Ride hailing and sharing service Uber has taken many public hits about its passenger safety record, and rightfully so, given some of the high-profile problems and stories, like the alleged rape of a passenger by a driver in India, or the woman in Boston police say was "indecently assaulted" by her Uber driver. Even if the percentage of issues is tiny, if you want to reinvent a category of business, you'd better be squeaky clean.

Not only will the public judge you harshly, but you open the door to possible PR attacks by competitors. The Taxicab, Limousine & Paratransit Association, a non-profit trade group for the "private passenger transportation industry" has an ongoing PR campaign targeting, in part, safety of Uber, Lyft, and others. The group regularly circulates press releases about individual incidents that are certainly disconcerting.

But without being a booster of the panoply of Internet ride companies, it is possible to consider whether there are many reports of alleged sexual assault by taxi or limo drivers who work for traditional companies in the industry. Some research shows that there are--and is a lesson on how a newer company can fight back in a way that doesn't involve reported plans to dig up dirt on critics. Here is a sampling from a web search over the last month:

Again, that is a quick search of one month's accounts.

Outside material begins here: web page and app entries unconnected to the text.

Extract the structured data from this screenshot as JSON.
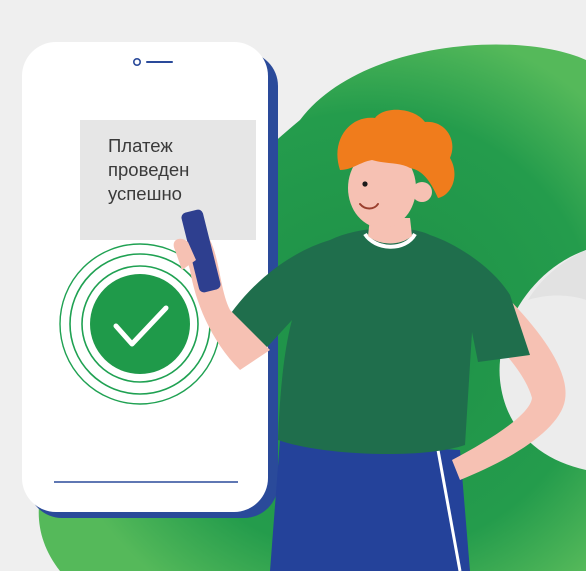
{
  "screen": {
    "message_lines": [
      "Платеж",
      "проведен",
      "успешно"
    ]
  },
  "colors": {
    "background": "#efefef",
    "brand_green": "#1f9a4a",
    "dark_green": "#1e6e4b",
    "phone_frame": "#2a4a9a",
    "hair": "#f07c1c",
    "skin": "#f6c1b3",
    "pants": "#24429a",
    "phone_device": "#2e3f8f"
  },
  "icons": [
    "checkmark-icon",
    "speaker-slot-icon"
  ]
}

Before attempting to attack a competitor, it behooves a company, group, or industry to be sure that it isn't at least as vulnerable, if not more so. And before getting scared off from a service or business, be sure your options are true alternatives and not potentially more of the same.